Underlying representations on google

As many of you know, I spend a lot of time thinking about consonant clusters. More specifically, I’m interested in what the production of non-native clusters may tell us about the phonological processing and representation of such sequences.

In general, it seems at least plausible to me that for borrowings with phonotactically illegal onsets, literate people who produce CC sequences as CVC may nevertheless represent these words with an underlying CC. At least in English, a lot of the relevant words are proper names or brand names that people may learn by reading. On the other hand, there’s plenty of evidence from the loanword literature that the output of “first generation” speakers who repair offending sequences serves as the input to the “second generation”, who then reanalyze the underlying form.

This got me to thinking about whether google might provide any evidence for reanalysis in some of the most common English borrowings. I guess I’m not surprised, but there was in fact (limited) evidence at least for Vlasic and Dvorak:


  • There’s just one lowly A&P mini mart on the Upper Westside that carries a tiny bottle of Velasic
  • No more huffy bikes or velasic pickles?!?!?
  • Some things are worth the splurge like Vellasic pickles


  • Devorak: Symphony No. 9, Holst: The Planets, Mussorsky:Pictures at an Exhibition and Jenkins: Diamond Music. (interestingly contributed by someone who’s name is spelled “Jnella”)
  • Stars from the East, featuring Prokofiev’s famous score from the classic Russian movie “Alexander Nevsky” and Antonin Devorak’s moving “Te Deum.”
  • i love devorak’s new world symphony no. 9 and theme from amadeus’s symphony no. 25. it’s kool!
  • While visiting Iowa in 1893, the Czech composer Anton Devorak hears the song of a scarlet teenager and is inspired to create a new piece of music.
  • The soundtrack of my life contains music by Sheryl Crow, Blind Melon, Antonin Devorak, Tim McGraw, ABBA, and Wyclef Jean.
  • It’s really powerful music cuz it’s written by one of my favourite composers, Devorak (pronounced: De-VOR-(jz)ak). (clearly, this is the best example of all!)

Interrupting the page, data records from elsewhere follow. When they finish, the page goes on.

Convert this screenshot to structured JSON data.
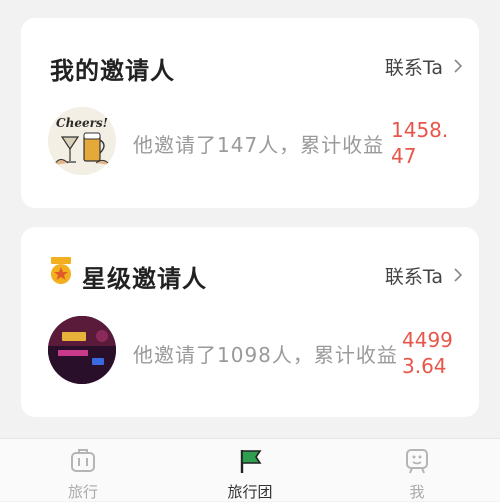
{
  "card_inviter": {
    "title": "我的邀请人",
    "contact": "联系Ta",
    "desc": "他邀请了147人，累计收益",
    "amount": "1458.47",
    "avatar_text": "Cheers!"
  },
  "card_star": {
    "title": "星级邀请人",
    "contact": "联系Ta",
    "desc": "他邀请了1098人，累计收益",
    "amount": "44993.64"
  },
  "nav": {
    "items": [
      {
        "label": "旅行",
        "icon": "suitcase-icon",
        "active": false
      },
      {
        "label": "旅行团",
        "icon": "flag-icon",
        "active": true
      },
      {
        "label": "我",
        "icon": "profile-icon",
        "active": false
      }
    ]
  },
  "colors": {
    "amount": "#e8564a",
    "active_icon": "#2e9e4f",
    "medal": "#f2b01e"
  }
}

Anyone have any more of these? I’d love to have a collection of them.